Online Dictionaries of National BiographyPrinter-friendly versionPDF version

Digital resource:
Australian Dictionary of Biography
edited by: Melanie Nolan
Canberra, Australian National University
Digital resource:
Oxford Dictionary of National Biography
edited by: Lawrence Goldman
Oxford, Oxford University Press
Digital resource:
Dictionary of Canadian Biography Online
edited by: John English
Toronto, University of Toronto
Digital resource:
Dictionary of Irish Biography
edited by: James McGuire
Dublin, Royal Irish Academy
Digital resource:
Dictionary of New Zealand Biography
edited by: Nancy Swarbrick
Wellington, New Zealand Government, Ministry for Culture and Heritage
Digital resource:
American National Biography Online
edited by: Susan Ware
Oxford, Oxford University Press
Dr Martin Farr
University of Newcastle
Dr Martin Farr, review of Online Dictionaries of National Biography, (review no. 1259)
Date accessed: 28 February, 2024


P. HirtleThu, 24/05/2012 - 16:57
Wouldn't it have made sense to include hyperlinks to these online resources in the review?
ihr.webmasterThu, 24/05/2012 - 17:01
Sorry, thought we had done - hope these all work now...
ihr.webmasterFri, 25/05/2012 - 15:51
There's also a blog on this topic by my colleague Simon Baker from the Bibliography of British and Irish History -
Tony LudgateFri, 25/05/2012 - 18:23
I'm just wondering if there was any point doing this review. To me it wasn't helpful, revealing, inciteful. If I want to know about a Canadian I'll still go to the Canadian one; ditto Newzealander; etc etc. Are any of the entries inaccurate? Again, what's the point???
Martin FarrSat, 26/05/2012 - 23:43
I did of course make precisely that point. I still hope it fruitful to have considered what each offers, comparatively, even if their utility may be limited. To have assessed which of the 80,000+ entries was inaccurate was, alas, beyond my means.
Charles G. V. C...Sun, 27/05/2012 - 18:26

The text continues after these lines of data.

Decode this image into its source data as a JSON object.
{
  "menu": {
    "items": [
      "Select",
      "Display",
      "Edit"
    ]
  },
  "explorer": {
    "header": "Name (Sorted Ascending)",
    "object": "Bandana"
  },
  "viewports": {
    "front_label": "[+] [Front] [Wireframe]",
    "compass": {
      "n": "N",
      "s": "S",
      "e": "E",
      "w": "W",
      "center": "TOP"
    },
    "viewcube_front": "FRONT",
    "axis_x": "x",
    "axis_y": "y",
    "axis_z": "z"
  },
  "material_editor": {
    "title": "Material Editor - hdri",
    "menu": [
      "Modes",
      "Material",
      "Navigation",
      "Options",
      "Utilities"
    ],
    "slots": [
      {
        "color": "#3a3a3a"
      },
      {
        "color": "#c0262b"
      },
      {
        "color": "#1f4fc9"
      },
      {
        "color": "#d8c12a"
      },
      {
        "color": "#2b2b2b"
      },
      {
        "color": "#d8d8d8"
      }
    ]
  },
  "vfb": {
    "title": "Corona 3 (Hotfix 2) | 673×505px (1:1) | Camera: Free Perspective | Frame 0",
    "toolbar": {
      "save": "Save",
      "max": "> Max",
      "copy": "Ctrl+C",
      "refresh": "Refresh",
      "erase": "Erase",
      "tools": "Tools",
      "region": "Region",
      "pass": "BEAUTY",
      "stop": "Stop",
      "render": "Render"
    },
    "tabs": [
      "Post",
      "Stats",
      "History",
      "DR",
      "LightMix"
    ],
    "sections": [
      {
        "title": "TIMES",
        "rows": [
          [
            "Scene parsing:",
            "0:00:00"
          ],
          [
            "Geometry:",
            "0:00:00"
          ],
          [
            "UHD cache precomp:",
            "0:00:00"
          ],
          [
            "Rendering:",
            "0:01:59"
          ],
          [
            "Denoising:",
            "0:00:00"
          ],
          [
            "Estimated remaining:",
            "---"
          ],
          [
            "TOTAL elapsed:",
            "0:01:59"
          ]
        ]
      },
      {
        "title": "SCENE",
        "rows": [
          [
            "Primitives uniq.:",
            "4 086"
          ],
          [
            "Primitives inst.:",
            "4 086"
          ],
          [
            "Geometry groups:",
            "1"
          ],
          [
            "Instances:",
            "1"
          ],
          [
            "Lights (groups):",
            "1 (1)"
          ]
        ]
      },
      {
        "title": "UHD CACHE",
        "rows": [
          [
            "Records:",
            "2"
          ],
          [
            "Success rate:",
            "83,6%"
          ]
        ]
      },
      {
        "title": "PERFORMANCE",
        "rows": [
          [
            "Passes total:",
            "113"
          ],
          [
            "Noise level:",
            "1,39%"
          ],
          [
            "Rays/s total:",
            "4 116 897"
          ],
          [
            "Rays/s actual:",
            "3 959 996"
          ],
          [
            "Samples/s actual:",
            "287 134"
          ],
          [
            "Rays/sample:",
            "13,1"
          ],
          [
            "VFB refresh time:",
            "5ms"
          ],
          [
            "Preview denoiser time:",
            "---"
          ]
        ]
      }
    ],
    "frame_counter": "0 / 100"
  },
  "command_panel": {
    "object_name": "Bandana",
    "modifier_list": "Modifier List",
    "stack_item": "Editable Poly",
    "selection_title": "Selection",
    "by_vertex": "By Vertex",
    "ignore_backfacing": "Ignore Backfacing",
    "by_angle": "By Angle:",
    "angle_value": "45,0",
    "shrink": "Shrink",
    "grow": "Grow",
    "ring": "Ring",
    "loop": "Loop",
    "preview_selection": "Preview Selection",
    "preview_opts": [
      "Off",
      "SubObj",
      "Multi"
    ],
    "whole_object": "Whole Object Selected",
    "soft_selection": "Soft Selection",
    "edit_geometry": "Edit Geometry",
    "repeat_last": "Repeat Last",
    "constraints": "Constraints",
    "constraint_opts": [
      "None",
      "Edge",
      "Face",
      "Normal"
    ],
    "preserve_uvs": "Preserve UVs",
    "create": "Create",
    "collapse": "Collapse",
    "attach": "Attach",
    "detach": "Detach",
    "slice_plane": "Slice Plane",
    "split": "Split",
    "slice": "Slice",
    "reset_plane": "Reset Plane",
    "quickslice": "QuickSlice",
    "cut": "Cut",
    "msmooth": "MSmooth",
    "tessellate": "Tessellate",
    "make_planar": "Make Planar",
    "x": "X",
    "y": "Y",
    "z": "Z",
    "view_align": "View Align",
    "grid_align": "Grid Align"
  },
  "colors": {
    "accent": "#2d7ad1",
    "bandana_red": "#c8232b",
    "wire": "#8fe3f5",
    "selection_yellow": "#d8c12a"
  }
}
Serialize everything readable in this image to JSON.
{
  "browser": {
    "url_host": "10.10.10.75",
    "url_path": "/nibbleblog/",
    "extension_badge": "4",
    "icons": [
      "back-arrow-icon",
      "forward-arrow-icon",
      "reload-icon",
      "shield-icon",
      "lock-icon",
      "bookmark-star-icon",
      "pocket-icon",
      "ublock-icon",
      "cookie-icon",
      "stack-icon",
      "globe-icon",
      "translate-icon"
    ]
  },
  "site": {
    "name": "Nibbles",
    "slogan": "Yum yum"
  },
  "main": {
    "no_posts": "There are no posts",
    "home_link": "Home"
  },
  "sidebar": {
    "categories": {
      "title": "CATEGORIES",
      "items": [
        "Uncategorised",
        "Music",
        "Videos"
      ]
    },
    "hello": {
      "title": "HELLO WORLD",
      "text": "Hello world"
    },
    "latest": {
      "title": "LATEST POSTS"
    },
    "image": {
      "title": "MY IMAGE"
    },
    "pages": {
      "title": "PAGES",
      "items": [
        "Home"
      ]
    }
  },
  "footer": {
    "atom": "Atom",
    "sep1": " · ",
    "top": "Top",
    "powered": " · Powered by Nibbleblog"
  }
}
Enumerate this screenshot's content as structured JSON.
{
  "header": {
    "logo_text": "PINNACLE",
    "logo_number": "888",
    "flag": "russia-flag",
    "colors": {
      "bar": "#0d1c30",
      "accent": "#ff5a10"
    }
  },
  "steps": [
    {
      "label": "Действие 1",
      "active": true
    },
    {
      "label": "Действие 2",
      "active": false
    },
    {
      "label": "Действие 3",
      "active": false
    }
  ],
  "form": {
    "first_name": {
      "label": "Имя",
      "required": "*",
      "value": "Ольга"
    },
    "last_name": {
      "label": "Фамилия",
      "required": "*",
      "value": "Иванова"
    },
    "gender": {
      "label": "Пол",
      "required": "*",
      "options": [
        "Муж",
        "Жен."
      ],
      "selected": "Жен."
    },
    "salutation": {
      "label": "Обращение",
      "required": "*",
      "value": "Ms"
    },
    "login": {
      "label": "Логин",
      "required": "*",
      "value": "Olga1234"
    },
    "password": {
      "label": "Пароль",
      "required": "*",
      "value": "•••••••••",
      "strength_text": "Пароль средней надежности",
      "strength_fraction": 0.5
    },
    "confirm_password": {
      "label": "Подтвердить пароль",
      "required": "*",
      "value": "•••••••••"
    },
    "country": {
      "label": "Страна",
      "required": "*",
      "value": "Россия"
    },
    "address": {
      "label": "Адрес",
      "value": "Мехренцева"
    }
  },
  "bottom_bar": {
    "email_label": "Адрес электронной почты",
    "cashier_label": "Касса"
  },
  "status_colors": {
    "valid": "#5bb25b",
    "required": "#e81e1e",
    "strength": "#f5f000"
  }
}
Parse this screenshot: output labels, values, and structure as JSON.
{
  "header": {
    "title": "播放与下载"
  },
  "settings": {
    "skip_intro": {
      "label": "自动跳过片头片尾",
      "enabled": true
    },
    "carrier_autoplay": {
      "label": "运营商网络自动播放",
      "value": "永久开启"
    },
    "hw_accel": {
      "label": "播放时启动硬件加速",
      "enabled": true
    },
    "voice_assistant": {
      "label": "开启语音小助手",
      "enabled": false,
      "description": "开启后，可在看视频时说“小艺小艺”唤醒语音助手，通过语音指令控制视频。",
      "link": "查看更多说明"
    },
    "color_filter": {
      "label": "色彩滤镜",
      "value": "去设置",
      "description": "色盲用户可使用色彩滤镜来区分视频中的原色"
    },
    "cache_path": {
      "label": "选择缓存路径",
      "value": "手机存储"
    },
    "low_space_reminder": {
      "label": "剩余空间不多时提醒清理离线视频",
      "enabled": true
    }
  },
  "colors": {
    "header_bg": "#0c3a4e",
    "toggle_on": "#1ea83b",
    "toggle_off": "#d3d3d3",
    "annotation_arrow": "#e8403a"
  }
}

Leaving aside the demotic usage itself ("old, dead, white european, male), what is particularly egregious in Dr. Farr's employment of this term in his review, is how nonsensical it is as it pertains to the UK. The UK last time I checked my map, is located in Europe and for upwards of ninety-nine percent of its history, non-European, id. est., non-white peoples, had almost no part of that history. Given these perhaps most unfortunate, but empirically unchallengeable facts, what possible history could the DNB be, but that of dead, white, european people?
Simon BakerMon, 28/05/2012 - 14:06
I found the review very useful. Not only did it confirm my views of some of the dictionaries (always a plus) but also gave context to their compilation. Oftentimes users simply use a resource and are unaware of its history, development or even the full scale of the project. And all too often users simply key in a simple search term and are not aware of other search strategies or resources available on a site. To compare and contrast similar online resources (often alerting people to new resources) is also helpful. In my blog I hoped to generate some discussion by mentioning the Welsh Online Biography (not mentioned by Farr) and requesting details of any Scottish online dictionary.
Martin FarrTue, 29/05/2012 - 09:28
I employed "Dead White European Males" as a term because it's long been the popular summarisation of a central critique of much western historiography. This review deals with six national biographies, and for four of them the 'DWEM' issue is a live one. "Males" has an additional dimension in that the gender balance such biographies remains contentious, but, as I write in the review, is a necessary reflection of roles in previous eras. Rather than being "egregrious", I'd maintain that by ignoring the subject I'd have been culpable.